the essential structure of their school is in the documents that I have PDF, but in a nutshell:
grade 7 and eight — students attend a two-hour math science integrated lesson (22 students to team teachers), students then attended a two-hour social studies and language arts integrated lesson (the same structure), there is lunch, and then they have a two-hour Spanish and health and well-being integrated class
notice here, there is no differentiated groupings — all students take the exact same classes it is homogeneous — and purposely so
Grades nine and 10 — same as above
grades 11 and 12 – students now have six one-hour blocks in the same schedule, or they can take a more “elective” experience — Shakespeare, AP biology, etc.
moving from division to division is based on presentation of work — an exhibition
these are called gateways and they literally are what allow students to move from one to the other
one of the lines about their assessment — “students can gateway from one division to the next through successful completion of a Gateway portfolio. Students Gateway one domain at a time. It is entirely possible for students to be in different divisions for different domains.”
So what’s my general impressions of the school?
Still an amazing environment that is student centered, as easily identifiable rigor, relevance, and relationship. This is a school that most teachers would feel more comfortable in, as they still saw a traditional relationship and schedule, content, and day. What is very different are some notable things:
a teacher’s typical day is a two-hour block of team teaching 24 kids, another two hour block team teaching 24 kids, and a two-hour block for planning and curriculum development. This is a tremendous difference from our current way of working with teachers, students, and scheduled

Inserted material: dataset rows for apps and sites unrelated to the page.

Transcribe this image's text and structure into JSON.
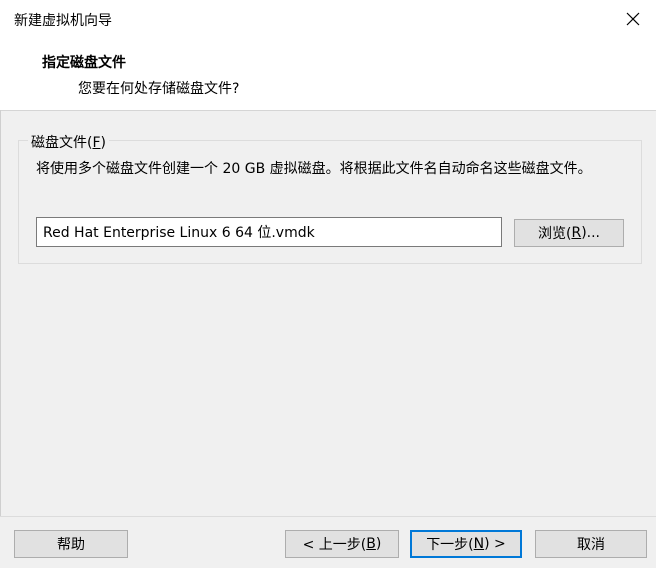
{
  "window": {
    "title": "新建虚拟机向导",
    "close_icon": "close-icon"
  },
  "header": {
    "heading": "指定磁盘文件",
    "subheading": "您要在何处存储磁盘文件?"
  },
  "disk_file_group": {
    "legend_prefix": "磁盘文件(",
    "legend_key": "F",
    "legend_suffix": ")",
    "description": "将使用多个磁盘文件创建一个 20 GB 虚拟磁盘。将根据此文件名自动命名这些磁盘文件。",
    "filename_value": "Red Hat Enterprise Linux 6 64 位.vmdk",
    "browse_label_prefix": "浏览(",
    "browse_label_key": "R",
    "browse_label_suffix": ")..."
  },
  "footer": {
    "help_label": "帮助",
    "back_prefix": "< 上一步(",
    "back_key": "B",
    "back_suffix": ")",
    "next_prefix": "下一步(",
    "next_key": "N",
    "next_suffix": ") >",
    "cancel_label": "取消"
  },
  "colors": {
    "accent": "#0078d7",
    "background": "#f0f0f0",
    "header_background": "#ffffff"
  }
}
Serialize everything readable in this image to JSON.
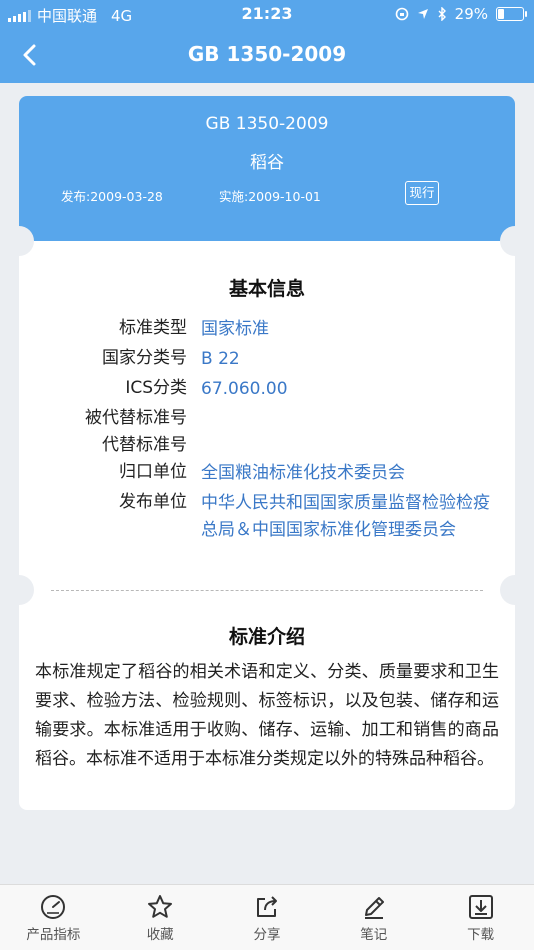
{
  "status": {
    "carrier": "中国联通",
    "network": "4G",
    "time": "21:23",
    "battery": "29%",
    "battery_level": 0.29
  },
  "header": {
    "title": "GB 1350-2009",
    "back_icon": "chevron-left-icon"
  },
  "standard": {
    "code": "GB 1350-2009",
    "name": "稻谷",
    "publish_date": "发布:2009-03-28",
    "implement_date": "实施:2009-10-01",
    "status_badge": "现行"
  },
  "basic_info": {
    "title": "基本信息",
    "rows": [
      {
        "label": "标准类型",
        "value": "国家标准"
      },
      {
        "label": "国家分类号",
        "value": "B 22"
      },
      {
        "label": "ICS分类",
        "value": "67.060.00"
      },
      {
        "label": "被代替标准号",
        "value": ""
      },
      {
        "label": "代替标准号",
        "value": ""
      },
      {
        "label": "归口单位",
        "value": "全国粮油标准化技术委员会"
      },
      {
        "label": "发布单位",
        "value": "中华人民共和国国家质量监督检验检疫总局＆中国国家标准化管理委员会"
      }
    ]
  },
  "intro": {
    "title": "标准介绍",
    "text": "本标准规定了稻谷的相关术语和定义、分类、质量要求和卫生要求、检验方法、检验规则、标签标识，以及包装、储存和运输要求。本标准适用于收购、储存、运输、加工和销售的商品稻谷。本标准不适用于本标准分类规定以外的特殊品种稻谷。"
  },
  "tabbar": [
    {
      "label": "产品指标",
      "icon": "gauge-icon"
    },
    {
      "label": "收藏",
      "icon": "star-icon"
    },
    {
      "label": "分享",
      "icon": "share-icon"
    },
    {
      "label": "笔记",
      "icon": "pencil-icon"
    },
    {
      "label": "下载",
      "icon": "download-icon"
    }
  ],
  "colors": {
    "primary": "#58a6eb",
    "link": "#3a78c7",
    "background": "#ebeef2"
  }
}
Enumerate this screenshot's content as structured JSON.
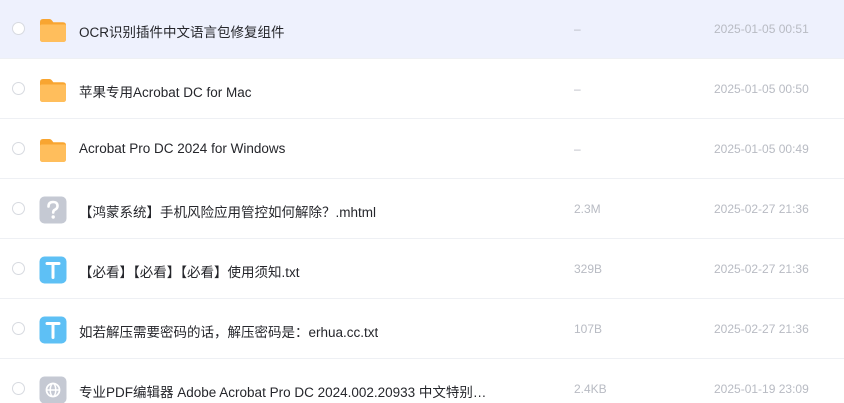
{
  "files": [
    {
      "name": "OCR识别插件中文语言包修复组件",
      "size": "–",
      "date": "2025-01-05 00:51",
      "type": "folder-icon",
      "hover": true
    },
    {
      "name": "苹果专用Acrobat DC for Mac",
      "size": "–",
      "date": "2025-01-05 00:50",
      "type": "folder-icon"
    },
    {
      "name": "Acrobat Pro DC 2024 for Windows",
      "size": "–",
      "date": "2025-01-05 00:49",
      "type": "folder-icon"
    },
    {
      "name": "【鸿蒙系统】手机风险应用管控如何解除？.mhtml",
      "size": "2.3M",
      "date": "2025-02-27 21:36",
      "type": "unknown-file-icon"
    },
    {
      "name": "【必看】【必看】【必看】使用须知.txt",
      "size": "329B",
      "date": "2025-02-27 21:36",
      "type": "text-file-icon"
    },
    {
      "name": "如若解压需要密码的话，解压密码是：erhua.cc.txt",
      "size": "107B",
      "date": "2025-02-27 21:36",
      "type": "text-file-icon"
    },
    {
      "name": "专业PDF编辑器 Adobe Acrobat Pro DC 2024.002.20933 中文特别…",
      "size": "2.4KB",
      "date": "2025-01-19 23:09",
      "type": "web-file-icon"
    }
  ],
  "colors": {
    "hover_row": "#eef1fd",
    "folder": "#ffb84d",
    "text_file": "#5ec0f5",
    "unknown_file": "#c5c9d3",
    "web_file": "#c5c9d3"
  }
}
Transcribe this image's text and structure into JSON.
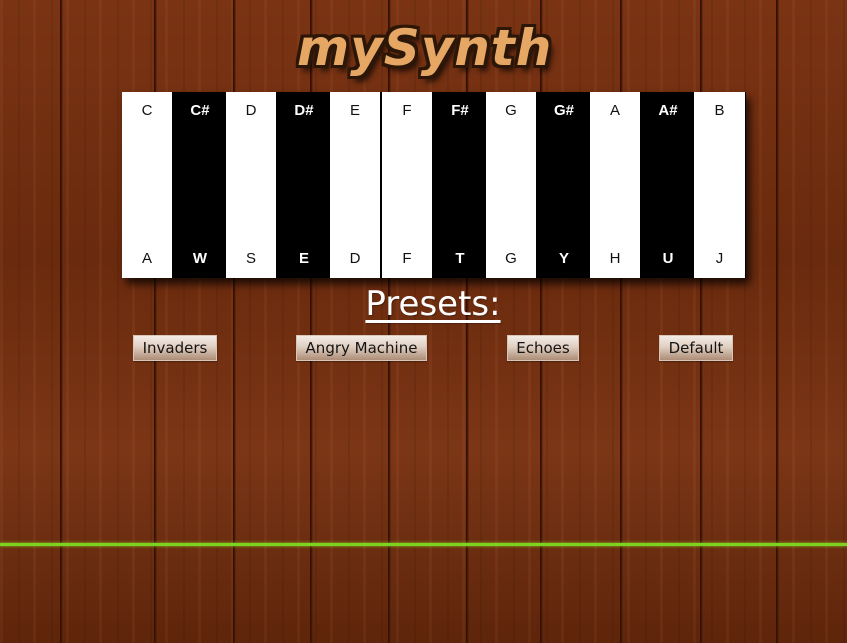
{
  "app": {
    "logo_text": "mySynth"
  },
  "keyboard": {
    "keys": [
      {
        "note": "C",
        "key": "A",
        "color": "white"
      },
      {
        "note": "C#",
        "key": "W",
        "color": "black"
      },
      {
        "note": "D",
        "key": "S",
        "color": "white"
      },
      {
        "note": "D#",
        "key": "E",
        "color": "black"
      },
      {
        "note": "E",
        "key": "D",
        "color": "white"
      },
      {
        "note": "F",
        "key": "F",
        "color": "white"
      },
      {
        "note": "F#",
        "key": "T",
        "color": "black"
      },
      {
        "note": "G",
        "key": "G",
        "color": "white"
      },
      {
        "note": "G#",
        "key": "Y",
        "color": "black"
      },
      {
        "note": "A",
        "key": "H",
        "color": "white"
      },
      {
        "note": "A#",
        "key": "U",
        "color": "black"
      },
      {
        "note": "B",
        "key": "J",
        "color": "white"
      }
    ]
  },
  "presets": {
    "title": "Presets:",
    "buttons": [
      "Invaders",
      "Angry Machine",
      "Echoes",
      "Default"
    ]
  },
  "colors": {
    "wood": "#6e2e0f",
    "logo": "#e6a764",
    "waveform": "#7ed321"
  }
}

the catch is what you need to give up in order to accomplish this — all students take the same contents for the first four years, there is only one language, there are no “specials” — art, theater, religion, technology…these things are all embedded in the 3 domains vast are defined in division one and two.
Highly recommend you take a look at the school documents in PDF format – they are posted on the following link